Significance of Nodal Yields
Nodal yield of neck specimens may improve our understanding of the indications and ramifications of the various neck dissections. Bhattacharyya studied the effect of neck dissection on the nodal yields in patients who underwent radical neck dissection (42), modified radical neck dissection (57), or selective neck dissection (34). Although the total nodal yield was significantly different among the various neck dissections, the positive (pathologic) nodal yield was not (P = .62). Clearly, future prospective studies are warranted to evaluate the efficacy of selective neck dissection for patients with multiple positive nodes.
Controversy over the management of the node-negative neck will not be entirely resolved until prospective studies are undertaken that match individuals randomized into separate modified radical neck dissection vs selective neck dissection groups. However, one irrefutable advantage of the selective neck dissection for the node-negative neck must be emphasized: The selective neck dissection provides invaluable staging information. Pathologic examination of dissected lymph nodes heightens the power of appropriate therapeutic decision-making. Selective neck dissection identifies those clinically node-negative patients (eg, pathologic N2b,c, or those with extracapsular spread) who may benefit from adjuvant therapy; it may also save other patients (pathologic N0) from the toxicity of adjuvant treatment after surgery.
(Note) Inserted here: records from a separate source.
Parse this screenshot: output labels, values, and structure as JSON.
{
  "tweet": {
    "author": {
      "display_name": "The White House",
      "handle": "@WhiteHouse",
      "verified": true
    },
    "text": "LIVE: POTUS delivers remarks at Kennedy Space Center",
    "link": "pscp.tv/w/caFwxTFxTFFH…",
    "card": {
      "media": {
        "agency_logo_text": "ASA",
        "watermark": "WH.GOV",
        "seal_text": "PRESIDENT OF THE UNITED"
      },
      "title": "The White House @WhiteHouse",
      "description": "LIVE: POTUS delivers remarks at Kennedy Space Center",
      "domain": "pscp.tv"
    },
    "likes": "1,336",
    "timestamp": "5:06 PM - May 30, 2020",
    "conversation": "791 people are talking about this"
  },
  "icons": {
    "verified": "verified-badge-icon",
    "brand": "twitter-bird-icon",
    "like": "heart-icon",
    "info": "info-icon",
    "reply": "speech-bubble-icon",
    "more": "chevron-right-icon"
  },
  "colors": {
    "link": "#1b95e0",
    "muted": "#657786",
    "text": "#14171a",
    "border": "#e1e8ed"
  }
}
Other indications for selective neck dissection (as opposed to radiotherapy or observation) in the node-negative neck can include obese/muscular necks (which present the possibility of a geographic miss with radiotherapy or difficult clinical exam with observation) and noncompliant patients.
As more centers are realizing the positive survival and functional impact of multimodality therapy for patients with advanced head and neck cancer, the role of surgery is being redefined. Dr. Robbins and others have shown the feasibility of performing posttreatment selective neck dissections on patients who have undergone concomitant chemoradiotherapy.[8-10] Although previous surgical dogma proclaimed increased complication rates when operating within a previously radiated field, these authors have shown the efficacy (low recurrence rate) and low morbidity associated with selective neck dissection in a chemoradiated field.
Further issues for investigation include spinal accessory nerve function and quality of life in chemoradiated patients who have undergone selective neck dissection. Other issues, such as the utilization of the sentinel lymph nodes, role of selective neck dissection for low-volume neck recurrences, timing of selective neck dissection, and outpatient management of selective neck dissection patients, also require analysis.
Under the leadership of physicians and surgeons like Dr. Robbins, these areas of future study will help elucidate optimal treatment strategies for patients with head and neck cancer, thereby enhancing our patients’ survival while preserving their overall function.